> Problem description: Nothing more is wanted than an exact repeat of the data below.

[Entries from a dataset of interfaces]

# # # # # # #

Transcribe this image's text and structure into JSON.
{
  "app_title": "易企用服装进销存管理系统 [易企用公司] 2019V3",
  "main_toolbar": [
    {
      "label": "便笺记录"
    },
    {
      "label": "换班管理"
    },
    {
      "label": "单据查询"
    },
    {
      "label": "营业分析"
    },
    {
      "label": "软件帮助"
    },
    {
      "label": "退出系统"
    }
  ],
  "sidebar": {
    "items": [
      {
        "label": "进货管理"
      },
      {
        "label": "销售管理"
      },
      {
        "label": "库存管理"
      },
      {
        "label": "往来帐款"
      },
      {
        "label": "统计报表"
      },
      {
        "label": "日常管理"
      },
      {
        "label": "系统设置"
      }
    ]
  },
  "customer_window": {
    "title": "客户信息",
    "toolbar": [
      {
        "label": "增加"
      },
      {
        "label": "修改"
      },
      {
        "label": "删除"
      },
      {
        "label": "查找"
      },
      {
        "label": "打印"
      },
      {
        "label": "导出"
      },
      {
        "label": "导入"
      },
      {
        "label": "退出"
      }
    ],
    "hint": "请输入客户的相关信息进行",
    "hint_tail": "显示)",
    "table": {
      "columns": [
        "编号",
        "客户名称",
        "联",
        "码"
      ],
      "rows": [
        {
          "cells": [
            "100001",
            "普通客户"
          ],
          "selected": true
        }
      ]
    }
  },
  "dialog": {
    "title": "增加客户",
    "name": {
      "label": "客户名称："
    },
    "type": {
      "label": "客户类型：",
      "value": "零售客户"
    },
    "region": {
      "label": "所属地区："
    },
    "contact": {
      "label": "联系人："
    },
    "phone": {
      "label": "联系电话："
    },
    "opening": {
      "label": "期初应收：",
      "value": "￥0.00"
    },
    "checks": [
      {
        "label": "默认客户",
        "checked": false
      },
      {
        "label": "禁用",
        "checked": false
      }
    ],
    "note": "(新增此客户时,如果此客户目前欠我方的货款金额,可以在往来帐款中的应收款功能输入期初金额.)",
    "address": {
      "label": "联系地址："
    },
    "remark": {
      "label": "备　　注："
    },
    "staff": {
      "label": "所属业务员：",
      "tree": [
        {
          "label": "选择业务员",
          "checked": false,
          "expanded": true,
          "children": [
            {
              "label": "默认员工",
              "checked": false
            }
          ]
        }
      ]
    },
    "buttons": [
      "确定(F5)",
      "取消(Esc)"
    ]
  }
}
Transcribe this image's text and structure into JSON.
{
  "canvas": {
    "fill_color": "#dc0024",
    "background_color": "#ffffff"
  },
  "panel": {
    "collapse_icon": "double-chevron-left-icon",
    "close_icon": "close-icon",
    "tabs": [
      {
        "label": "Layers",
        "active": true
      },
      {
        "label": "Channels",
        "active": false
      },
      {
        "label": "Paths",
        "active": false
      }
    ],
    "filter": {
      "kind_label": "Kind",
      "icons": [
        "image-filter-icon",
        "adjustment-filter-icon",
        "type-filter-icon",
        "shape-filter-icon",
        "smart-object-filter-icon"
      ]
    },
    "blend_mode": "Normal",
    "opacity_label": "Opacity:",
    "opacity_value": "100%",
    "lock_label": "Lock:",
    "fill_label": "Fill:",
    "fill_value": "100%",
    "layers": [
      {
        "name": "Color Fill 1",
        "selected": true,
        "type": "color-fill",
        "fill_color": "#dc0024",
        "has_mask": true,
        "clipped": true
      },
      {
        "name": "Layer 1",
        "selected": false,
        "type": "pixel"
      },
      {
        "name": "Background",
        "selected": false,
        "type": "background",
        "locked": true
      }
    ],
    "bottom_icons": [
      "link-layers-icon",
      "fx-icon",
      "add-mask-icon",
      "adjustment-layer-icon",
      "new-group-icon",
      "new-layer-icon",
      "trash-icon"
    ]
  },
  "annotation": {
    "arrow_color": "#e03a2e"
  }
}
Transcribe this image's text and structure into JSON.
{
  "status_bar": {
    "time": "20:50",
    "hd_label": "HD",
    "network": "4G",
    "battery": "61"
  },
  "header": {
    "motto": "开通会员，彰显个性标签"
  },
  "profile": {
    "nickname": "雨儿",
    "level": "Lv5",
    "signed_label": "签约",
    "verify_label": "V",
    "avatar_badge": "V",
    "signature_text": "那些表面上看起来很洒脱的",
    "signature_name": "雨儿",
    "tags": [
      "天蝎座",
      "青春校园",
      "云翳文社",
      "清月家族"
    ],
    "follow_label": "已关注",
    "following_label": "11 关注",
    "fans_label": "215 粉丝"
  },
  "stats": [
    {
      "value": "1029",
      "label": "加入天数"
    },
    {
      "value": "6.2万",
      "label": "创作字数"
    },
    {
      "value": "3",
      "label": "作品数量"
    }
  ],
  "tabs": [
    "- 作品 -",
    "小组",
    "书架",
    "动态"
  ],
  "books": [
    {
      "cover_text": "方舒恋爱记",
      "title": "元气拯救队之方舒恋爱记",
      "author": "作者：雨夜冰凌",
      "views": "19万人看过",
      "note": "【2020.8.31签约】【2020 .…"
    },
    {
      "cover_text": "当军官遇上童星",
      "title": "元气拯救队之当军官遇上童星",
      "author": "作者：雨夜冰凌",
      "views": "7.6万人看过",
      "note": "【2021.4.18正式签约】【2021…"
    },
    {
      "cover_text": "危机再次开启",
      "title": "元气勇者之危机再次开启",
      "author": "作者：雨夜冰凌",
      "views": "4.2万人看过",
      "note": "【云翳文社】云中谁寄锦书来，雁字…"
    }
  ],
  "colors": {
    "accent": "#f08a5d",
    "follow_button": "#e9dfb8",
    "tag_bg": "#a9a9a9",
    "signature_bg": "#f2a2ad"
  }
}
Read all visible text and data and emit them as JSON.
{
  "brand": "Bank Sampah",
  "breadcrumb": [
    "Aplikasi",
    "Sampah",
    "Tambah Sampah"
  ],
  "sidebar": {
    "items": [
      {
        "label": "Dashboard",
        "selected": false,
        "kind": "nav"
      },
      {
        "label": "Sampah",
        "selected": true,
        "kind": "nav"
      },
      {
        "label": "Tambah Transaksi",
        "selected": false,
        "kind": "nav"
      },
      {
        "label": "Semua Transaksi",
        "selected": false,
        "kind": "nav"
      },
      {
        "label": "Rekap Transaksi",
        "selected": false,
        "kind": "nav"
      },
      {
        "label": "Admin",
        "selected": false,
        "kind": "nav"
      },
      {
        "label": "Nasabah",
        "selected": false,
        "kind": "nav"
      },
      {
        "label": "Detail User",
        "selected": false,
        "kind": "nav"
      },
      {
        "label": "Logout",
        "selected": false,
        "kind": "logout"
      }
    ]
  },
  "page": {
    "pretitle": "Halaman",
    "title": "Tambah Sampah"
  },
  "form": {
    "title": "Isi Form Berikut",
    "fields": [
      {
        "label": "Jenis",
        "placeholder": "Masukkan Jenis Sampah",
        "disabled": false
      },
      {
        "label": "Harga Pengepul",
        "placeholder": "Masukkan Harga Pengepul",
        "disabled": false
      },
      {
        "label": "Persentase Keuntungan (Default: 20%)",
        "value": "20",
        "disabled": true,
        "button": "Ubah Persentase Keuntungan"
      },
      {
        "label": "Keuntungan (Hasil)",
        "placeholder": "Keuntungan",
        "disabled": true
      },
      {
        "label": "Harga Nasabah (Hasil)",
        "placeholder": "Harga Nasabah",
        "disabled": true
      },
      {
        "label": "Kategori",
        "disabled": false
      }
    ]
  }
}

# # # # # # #

> Written solution:
Transcribe this image's text and structure into JSON.
{
  "app_title": "易企用服装进销存管理系统 [易企用公司] 2019V3",
  "main_toolbar": [
    {
      "label": "便笺记录"
    },
    {
      "label": "换班管理"
    },
    {
      "label": "单据查询"
    },
    {
      "label": "营业分析"
    },
    {
      "label": "软件帮助"
    },
    {
      "label": "退出系统"
    }
  ],
  "sidebar": {
    "items": [
      {
        "label": "进货管理"
      },
      {
        "label": "销售管理"
      },
      {
        "label": "库存管理"
      },
      {
        "label": "往来帐款"
      },
      {
        "label": "统计报表"
      },
      {
        "label": "日常管理"
      },
      {
        "label": "系统设置"
      }
    ]
  },
  "customer_window": {
    "title": "客户信息",
    "toolbar": [
      {
        "label": "增加"
      },
      {
        "label": "修改"
      },
      {
        "label": "删除"
      },
      {
        "label": "查找"
      },
      {
        "label": "打印"
      },
      {
        "label": "导出"
      },
      {
        "label": "导入"
      },
      {
        "label": "退出"
      }
    ],
    "hint": "请输入客户的相关信息进行",
    "hint_tail": "显示)",
    "table": {
      "columns": [
        "编号",
        "客户名称",
        "联",
        "码"
      ],
      "rows": [
        {
          "cells": [
            "100001",
            "普通客户"
          ],
          "selected": true
        }
      ]
    }
  },
  "dialog": {
    "title": "增加客户",
    "name": {
      "label": "客户名称："
    },
    "type": {
      "label": "客户类型：",
      "value": "零售客户"
    },
    "region": {
      "label": "所属地区："
    },
    "contact": {
      "label": "联系人："
    },
    "phone": {
      "label": "联系电话："
    },
    "opening": {
      "label": "期初应收：",
      "value": "￥0.00"
    },
    "checks": [
      {
        "label": "默认客户",
        "checked": false
      },
      {
        "label": "禁用",
        "checked": false
      }
    ],
    "note": "(新增此客户时,如果此客户目前欠我方的货款金额,可以在往来帐款中的应收款功能输入期初金额.)",
    "address": {
      "label": "联系地址："
    },
    "remark": {
      "label": "备　　注："
    },
    "staff": {
      "label": "所属业务员：",
      "tree": [
        {
          "label": "选择业务员",
          "checked": false,
          "expanded": true,
          "children": [
            {
              "label": "默认员工",
              "checked": false
            }
          ]
        }
      ]
    },
    "buttons": [
      "确定(F5)",
      "取消(Esc)"
    ]
  }
}
Transcribe this image's text and structure into JSON.
{
  "canvas": {
    "fill_color": "#dc0024",
    "background_color": "#ffffff"
  },
  "panel": {
    "collapse_icon": "double-chevron-left-icon",
    "close_icon": "close-icon",
    "tabs": [
      {
        "label": "Layers",
        "active": true
      },
      {
        "label": "Channels",
        "active": false
      },
      {
        "label": "Paths",
        "active": false
      }
    ],
    "filter": {
      "kind_label": "Kind",
      "icons": [
        "image-filter-icon",
        "adjustment-filter-icon",
        "type-filter-icon",
        "shape-filter-icon",
        "smart-object-filter-icon"
      ]
    },
    "blend_mode": "Normal",
    "opacity_label": "Opacity:",
    "opacity_value": "100%",
    "lock_label": "Lock:",
    "fill_label": "Fill:",
    "fill_value": "100%",
    "layers": [
      {
        "name": "Color Fill 1",
        "selected": true,
        "type": "color-fill",
        "fill_color": "#dc0024",
        "has_mask": true,
        "clipped": true
      },
      {
        "name": "Layer 1",
        "selected": false,
        "type": "pixel"
      },
      {
        "name": "Background",
        "selected": false,
        "type": "background",
        "locked": true
      }
    ],
    "bottom_icons": [
      "link-layers-icon",
      "fx-icon",
      "add-mask-icon",
      "adjustment-layer-icon",
      "new-group-icon",
      "new-layer-icon",
      "trash-icon"
    ]
  },
  "annotation": {
    "arrow_color": "#e03a2e"
  }
}
Transcribe this image's text and structure into JSON.
{
  "status_bar": {
    "time": "20:50",
    "hd_label": "HD",
    "network": "4G",
    "battery": "61"
  },
  "header": {
    "motto": "开通会员，彰显个性标签"
  },
  "profile": {
    "nickname": "雨儿",
    "level": "Lv5",
    "signed_label": "签约",
    "verify_label": "V",
    "avatar_badge": "V",
    "signature_text": "那些表面上看起来很洒脱的",
    "signature_name": "雨儿",
    "tags": [
      "天蝎座",
      "青春校园",
      "云翳文社",
      "清月家族"
    ],
    "follow_label": "已关注",
    "following_label": "11 关注",
    "fans_label": "215 粉丝"
  },
  "stats": [
    {
      "value": "1029",
      "label": "加入天数"
    },
    {
      "value": "6.2万",
      "label": "创作字数"
    },
    {
      "value": "3",
      "label": "作品数量"
    }
  ],
  "tabs": [
    "- 作品 -",
    "小组",
    "书架",
    "动态"
  ],
  "books": [
    {
      "cover_text": "方舒恋爱记",
      "title": "元气拯救队之方舒恋爱记",
      "author": "作者：雨夜冰凌",
      "views": "19万人看过",
      "note": "【2020.8.31签约】【2020 .…"
    },
    {
      "cover_text": "当军官遇上童星",
      "title": "元气拯救队之当军官遇上童星",
      "author": "作者：雨夜冰凌",
      "views": "7.6万人看过",
      "note": "【2021.4.18正式签约】【2021…"
    },
    {
      "cover_text": "危机再次开启",
      "title": "元气勇者之危机再次开启",
      "author": "作者：雨夜冰凌",
      "views": "4.2万人看过",
      "note": "【云翳文社】云中谁寄锦书来，雁字…"
    }
  ],
  "colors": {
    "accent": "#f08a5d",
    "follow_button": "#e9dfb8",
    "tag_bg": "#a9a9a9",
    "signature_bg": "#f2a2ad"
  }
}
Read all visible text and data and emit them as JSON.
{
  "brand": "Bank Sampah",
  "breadcrumb": [
    "Aplikasi",
    "Sampah",
    "Tambah Sampah"
  ],
  "sidebar": {
    "items": [
      {
        "label": "Dashboard",
        "selected": false,
        "kind": "nav"
      },
      {
        "label": "Sampah",
        "selected": true,
        "kind": "nav"
      },
      {
        "label": "Tambah Transaksi",
        "selected": false,
        "kind": "nav"
      },
      {
        "label": "Semua Transaksi",
        "selected": false,
        "kind": "nav"
      },
      {
        "label": "Rekap Transaksi",
        "selected": false,
        "kind": "nav"
      },
      {
        "label": "Admin",
        "selected": false,
        "kind": "nav"
      },
      {
        "label": "Nasabah",
        "selected": false,
        "kind": "nav"
      },
      {
        "label": "Detail User",
        "selected": false,
        "kind": "nav"
      },
      {
        "label": "Logout",
        "selected": false,
        "kind": "logout"
      }
    ]
  },
  "page": {
    "pretitle": "Halaman",
    "title": "Tambah Sampah"
  },
  "form": {
    "title": "Isi Form Berikut",
    "fields": [
      {
        "label": "Jenis",
        "placeholder": "Masukkan Jenis Sampah",
        "disabled": false
      },
      {
        "label": "Harga Pengepul",
        "placeholder": "Masukkan Harga Pengepul",
        "disabled": false
      },
      {
        "label": "Persentase Keuntungan (Default: 20%)",
        "value": "20",
        "disabled": true,
        "button": "Ubah Persentase Keuntungan"
      },
      {
        "label": "Keuntungan (Hasil)",
        "placeholder": "Keuntungan",
        "disabled": true
      },
      {
        "label": "Harga Nasabah (Hasil)",
        "placeholder": "Harga Nasabah",
        "disabled": true
      },
      {
        "label": "Kategori",
        "disabled": false
      }
    ]
  }
}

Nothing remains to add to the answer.